Imagine sitting in your office or at home, and having your doctor monitor your levels of, let’s say, cholesterol or glucose, in real time, from his/her office? Wearables will disrupt and accelerate change in industries beyond technology.
In the future, every day will be extraordinary. Smarter innovations have already changed the way we live, play and interact with our world (and the world of others). But what’s next? After smartphones and smart appliances, it appears that everything has confabulated to make wearables the next big thing.
Although wearables may appear on the surface to simply be devices that connect to your smartphone/tablet to just relocate alerts elsewhere, most of them do a lot more than that. In fact, the majority of them, interact with your body – some in unexpected ways.
Key fields have come together to make wearables the technology of the future. Broadband, sensors, trackers, and smartphone apps have created the perfect environment to make wearables fit almost naturally in the Internet of Things. This is giving enterprises the opportunity to enhance connectivity using one of the most important trends in recent time.
The massive amount of data that’s generated by these devices is just beginning to be harnessed and analyzed. Right now, future applications are basically limitless. Data already makes work smarter, faster and safer, as machines are able to share an unimaginable amount of information with each other, allowing humans to focus on the things that really matter.

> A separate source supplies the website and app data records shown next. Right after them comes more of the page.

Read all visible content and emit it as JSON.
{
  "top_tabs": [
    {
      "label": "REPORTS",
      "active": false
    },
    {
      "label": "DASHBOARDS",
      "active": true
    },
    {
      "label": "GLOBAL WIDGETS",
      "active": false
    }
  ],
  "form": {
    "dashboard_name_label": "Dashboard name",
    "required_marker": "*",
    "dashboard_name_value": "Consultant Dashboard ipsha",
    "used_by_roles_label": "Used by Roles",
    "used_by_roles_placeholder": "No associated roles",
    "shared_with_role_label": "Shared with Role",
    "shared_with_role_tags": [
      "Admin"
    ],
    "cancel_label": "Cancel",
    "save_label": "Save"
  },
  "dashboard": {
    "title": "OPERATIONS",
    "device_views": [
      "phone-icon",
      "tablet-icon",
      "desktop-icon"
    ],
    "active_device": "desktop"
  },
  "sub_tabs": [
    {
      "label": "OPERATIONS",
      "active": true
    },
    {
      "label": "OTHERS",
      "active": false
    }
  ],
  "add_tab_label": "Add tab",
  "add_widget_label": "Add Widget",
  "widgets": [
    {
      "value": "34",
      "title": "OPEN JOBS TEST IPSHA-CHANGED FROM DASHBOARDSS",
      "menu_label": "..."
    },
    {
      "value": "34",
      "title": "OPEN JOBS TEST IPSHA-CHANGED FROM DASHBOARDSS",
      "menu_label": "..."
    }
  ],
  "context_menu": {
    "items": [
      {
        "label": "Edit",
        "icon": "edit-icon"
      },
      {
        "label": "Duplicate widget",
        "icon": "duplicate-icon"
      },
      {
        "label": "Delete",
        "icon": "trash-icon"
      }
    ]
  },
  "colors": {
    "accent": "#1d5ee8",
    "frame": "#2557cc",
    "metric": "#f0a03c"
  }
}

It’s impossible not to get enamored with all the potential uses of wearables.
In the consumer electronic industry, wearables have been breaking records for the past five years, and they aren’t stopping. For 2015, Visiongain projects that the value of the wearable market will reach $16.1 billion worldwide. Similarly, the CEA reports that in 2015 the industry will generate $5.1 billion just in the U.S. (133% more than in 2014), selling more than 30 million units. This is very impressive for a technology that practically started in 2009. There are also two very big categories that are leading the market:
- Health and fitness devices: Activity trackers and sensors are the most popular and it’s expected that 20 million units will be sold in 2015 in the U.S. (representing almost $2 billion in revenue).

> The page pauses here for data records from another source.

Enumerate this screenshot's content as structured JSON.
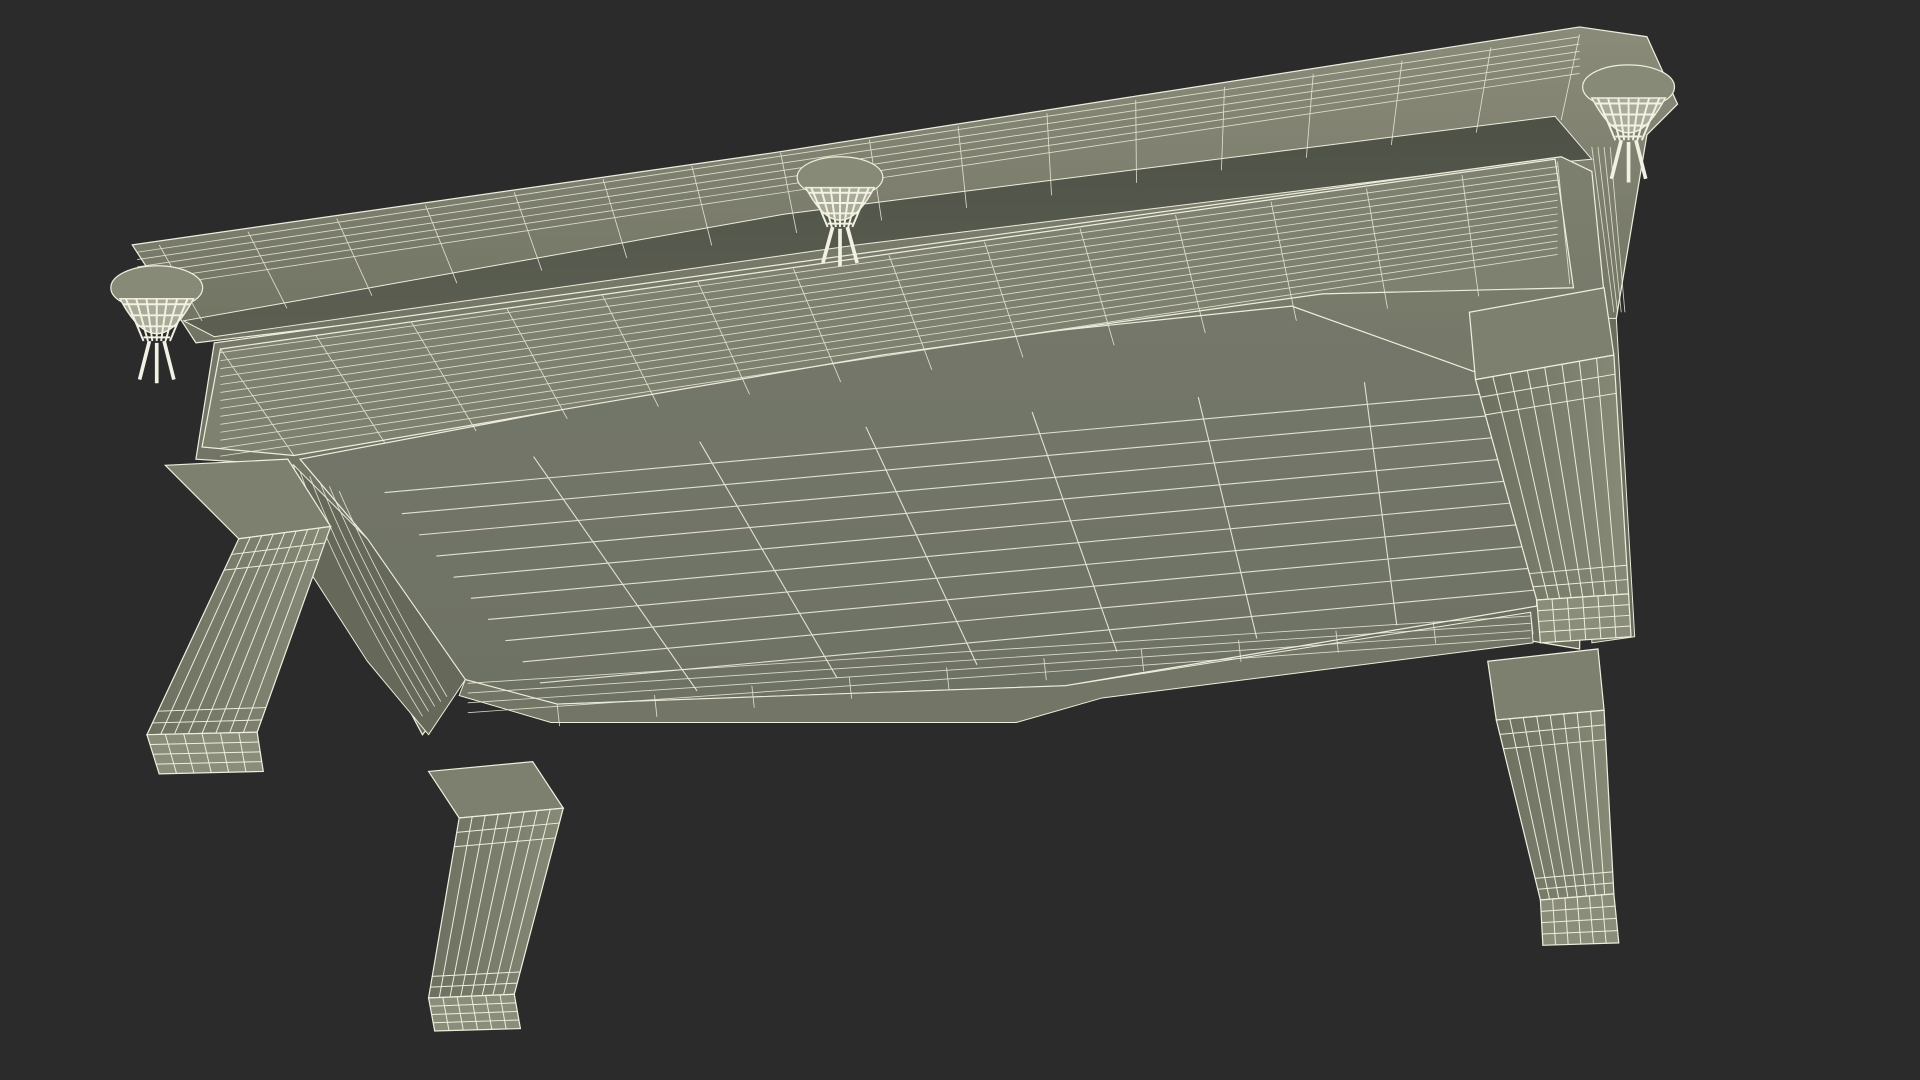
{
  "scene": {
    "subject": "pool-table-wireframe-underside",
    "background_color": "#2b2b2b",
    "surface_color": "#7b7c6c",
    "surface_dark_color": "#5b5d4e",
    "wire_color": "#efeedd",
    "pocket_net_color": "#f2f1e4"
  }
}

- Smartwatches: Although these are fairly newer, they are projected to generate around $3 billion in sales in the U.S. as well. Approximately 11 million devices are expected to be sold.
These numbers represent an enormous increase from previous years. It’s also being projected that by the end of 2015, 25% of the population in the U.S will be using some type of wearable gadget. In two years, this number is expected to grow to 50%. This is huge, as it marks the start of the mass adoption of wearables and a rapid assimilation of the technology.

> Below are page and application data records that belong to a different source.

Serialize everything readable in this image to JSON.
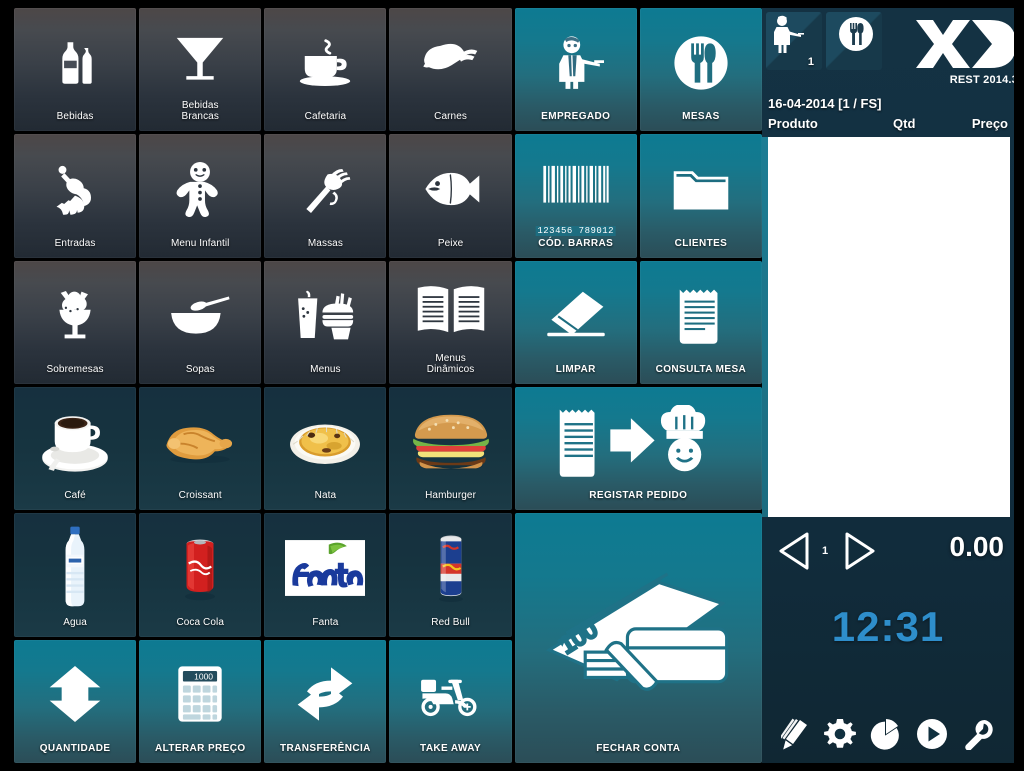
{
  "app": {
    "brand": "XD",
    "version_label": "REST 2014.3",
    "theme": {
      "accent_teal": "#14798e",
      "panel_navy": "#123042",
      "clock_blue": "#2e8ecb",
      "tile_grey": "#3a4048",
      "tile_product": "#17323f"
    }
  },
  "grid": {
    "tiles": [
      {
        "label": "Bebidas",
        "kind": "cat",
        "icon": "bottles-icon"
      },
      {
        "label": "Bebidas\nBrancas",
        "kind": "cat",
        "icon": "cocktail-glass-icon"
      },
      {
        "label": "Cafetaria",
        "kind": "cat",
        "icon": "coffee-cup-icon"
      },
      {
        "label": "Carnes",
        "kind": "cat",
        "icon": "meat-leg-icon"
      },
      {
        "label": "EMPREGADO",
        "kind": "act",
        "icon": "waiter-icon"
      },
      {
        "label": "MESAS",
        "kind": "act",
        "icon": "fork-knife-circle-icon"
      },
      {
        "label": "Entradas",
        "kind": "cat",
        "icon": "shrimp-icon"
      },
      {
        "label": "Menu Infantil",
        "kind": "cat",
        "icon": "gingerbread-man-icon"
      },
      {
        "label": "Massas",
        "kind": "cat",
        "icon": "pasta-fork-icon"
      },
      {
        "label": "Peixe",
        "kind": "cat",
        "icon": "fish-icon"
      },
      {
        "label": "CÓD. BARRAS",
        "kind": "act",
        "icon": "barcode-icon",
        "barcode_digits": "123456 789012"
      },
      {
        "label": "CLIENTES",
        "kind": "act",
        "icon": "folder-icon"
      },
      {
        "label": "Sobremesas",
        "kind": "cat",
        "icon": "ice-cream-sundae-icon"
      },
      {
        "label": "Sopas",
        "kind": "cat",
        "icon": "soup-bowl-icon"
      },
      {
        "label": "Menus",
        "kind": "cat",
        "icon": "combo-meal-icon"
      },
      {
        "label": "Menus\nDinâmicos",
        "kind": "cat",
        "icon": "open-book-icon"
      },
      {
        "label": "LIMPAR",
        "kind": "act",
        "icon": "eraser-icon"
      },
      {
        "label": "CONSULTA MESA",
        "kind": "act",
        "icon": "receipt-icon"
      },
      {
        "label": "Café",
        "kind": "prod",
        "icon": "coffee-photo-icon"
      },
      {
        "label": "Croissant",
        "kind": "prod",
        "icon": "croissant-photo-icon"
      },
      {
        "label": "Nata",
        "kind": "prod",
        "icon": "pastel-de-nata-photo-icon"
      },
      {
        "label": "Hamburger",
        "kind": "prod",
        "icon": "hamburger-photo-icon"
      },
      {
        "label": "REGISTAR PEDIDO",
        "kind": "act",
        "icon": "receipt-to-chef-icon",
        "span": 2
      },
      {
        "label": "Agua",
        "kind": "prod",
        "icon": "water-bottle-photo-icon"
      },
      {
        "label": "Coca Cola",
        "kind": "prod",
        "icon": "coke-can-photo-icon"
      },
      {
        "label": "Fanta",
        "kind": "prod",
        "icon": "fanta-logo-icon"
      },
      {
        "label": "Red Bull",
        "kind": "prod",
        "icon": "redbull-can-photo-icon"
      },
      {
        "label": "FECHAR CONTA",
        "kind": "act",
        "icon": "cash-card-icon",
        "span": 2,
        "rowspan": 2,
        "money_note": "100"
      },
      {
        "label": "QUANTIDADE",
        "kind": "act",
        "icon": "up-down-arrows-icon"
      },
      {
        "label": "ALTERAR PREÇO",
        "kind": "act",
        "icon": "calculator-icon",
        "display": "1000"
      },
      {
        "label": "TRANSFERÊNCIA",
        "kind": "act",
        "icon": "transfer-arrows-icon"
      },
      {
        "label": "TAKE AWAY",
        "kind": "act",
        "icon": "scooter-icon"
      }
    ]
  },
  "right_panel": {
    "tabs": [
      {
        "name": "employee-tab",
        "icon": "waiter-icon",
        "badge": "1"
      },
      {
        "name": "table-tab",
        "icon": "fork-knife-circle-icon",
        "badge": ""
      }
    ],
    "date_line": "16-04-2014 [1 / FS]",
    "columns": {
      "product": "Produto",
      "qty": "Qtd",
      "price": "Preço"
    },
    "order_lines": [],
    "pagination": {
      "page": "1",
      "prev": "prev-page",
      "next": "next-page"
    },
    "total": "0.00",
    "clock": "12:31",
    "toolbar": [
      {
        "name": "pencil-icon",
        "label": "Editar"
      },
      {
        "name": "gear-icon",
        "label": "Configurações"
      },
      {
        "name": "pie-chart-icon",
        "label": "Relatórios"
      },
      {
        "name": "play-icon",
        "label": "Iniciar"
      },
      {
        "name": "wrench-icon",
        "label": "Ferramentas"
      }
    ]
  }
}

We’re amongst a paradigm shift of what and how we learn from each other. Wearable computing could eventually lift the veil on many current health and science mysteries. There are plenty of opportunities for wearable technology to be taken to another level. Fields like health care, human relations, and even the environment, could really make a good case for such devices.
There will always be things that we have to figure out by ourselves, but with wearable technology we can leverage data by empowering and enabling people. Entrepreneurs should take note as there are still so many more valuable devices to be invented.